■ Assignment ■
A word-for-word copy of the entries is the goal; leave out the pictures.

※

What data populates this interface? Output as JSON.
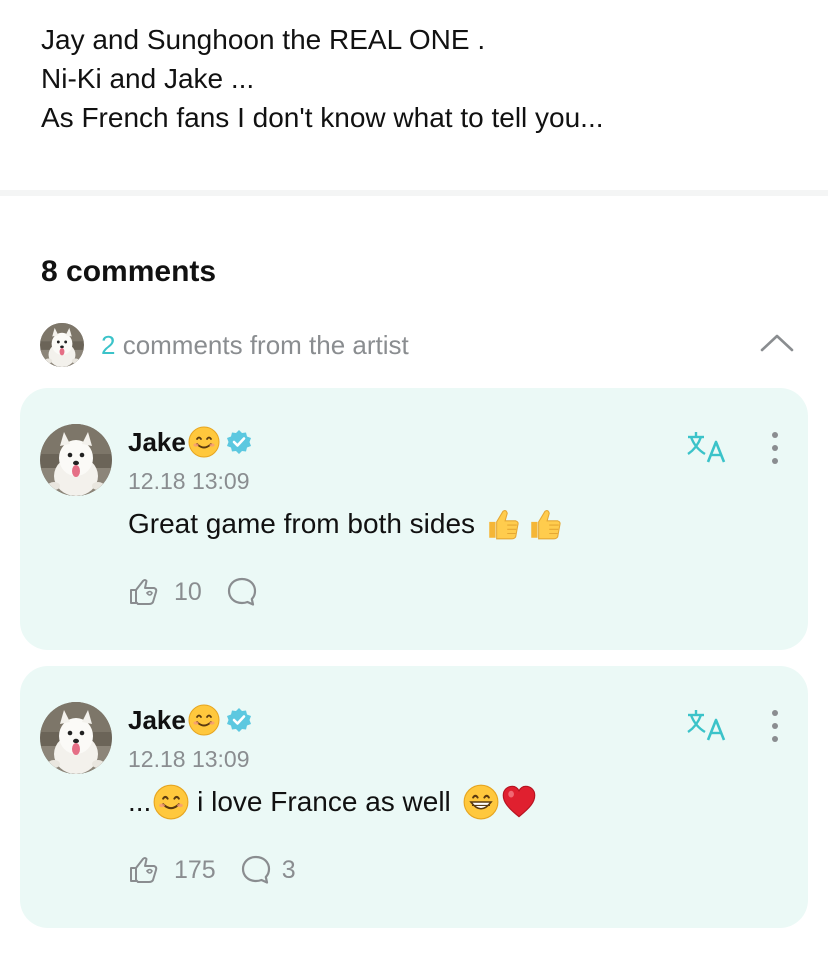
{
  "post": {
    "lines": [
      "Jay and Sunghoon the REAL ONE .",
      "Ni-Ki and Jake ...",
      "As French fans I don't know what to tell you..."
    ]
  },
  "comments_header": {
    "title": "8 comments",
    "artist_count": "2",
    "artist_label": " comments from the artist",
    "collapse_icon": "chevron-up-icon"
  },
  "comments": [
    {
      "author": "Jake",
      "time": "12.18 13:09",
      "text": "Great game from both sides",
      "text_emojis": [
        "thumbs-up",
        "thumbs-up"
      ],
      "likes": "10",
      "replies": ""
    },
    {
      "author": "Jake",
      "time": "12.18 13:09",
      "text_prefix": "...",
      "text": " i love France as well ",
      "text_emojis": [
        "smiling-face",
        "grinning-face",
        "red-heart"
      ],
      "likes": "175",
      "replies": "3"
    }
  ],
  "colors": {
    "accent": "#3bc3c9",
    "card_bg": "#ebf9f6",
    "muted": "#8a8d90",
    "verified": "#5cc8e0"
  }
}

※

■ Answer to this exercise ■
What data populates this interface? Output as JSON.
{
  "post": {
    "lines": [
      "Jay and Sunghoon the REAL ONE .",
      "Ni-Ki and Jake ...",
      "As French fans I don't know what to tell you..."
    ]
  },
  "comments_header": {
    "title": "8 comments",
    "artist_count": "2",
    "artist_label": " comments from the artist",
    "collapse_icon": "chevron-up-icon"
  },
  "comments": [
    {
      "author": "Jake",
      "time": "12.18 13:09",
      "text": "Great game from both sides",
      "text_emojis": [
        "thumbs-up",
        "thumbs-up"
      ],
      "likes": "10",
      "replies": ""
    },
    {
      "author": "Jake",
      "time": "12.18 13:09",
      "text_prefix": "...",
      "text": " i love France as well ",
      "text_emojis": [
        "smiling-face",
        "grinning-face",
        "red-heart"
      ],
      "likes": "175",
      "replies": "3"
    }
  ],
  "colors": {
    "accent": "#3bc3c9",
    "card_bg": "#ebf9f6",
    "muted": "#8a8d90",
    "verified": "#5cc8e0"
  }
}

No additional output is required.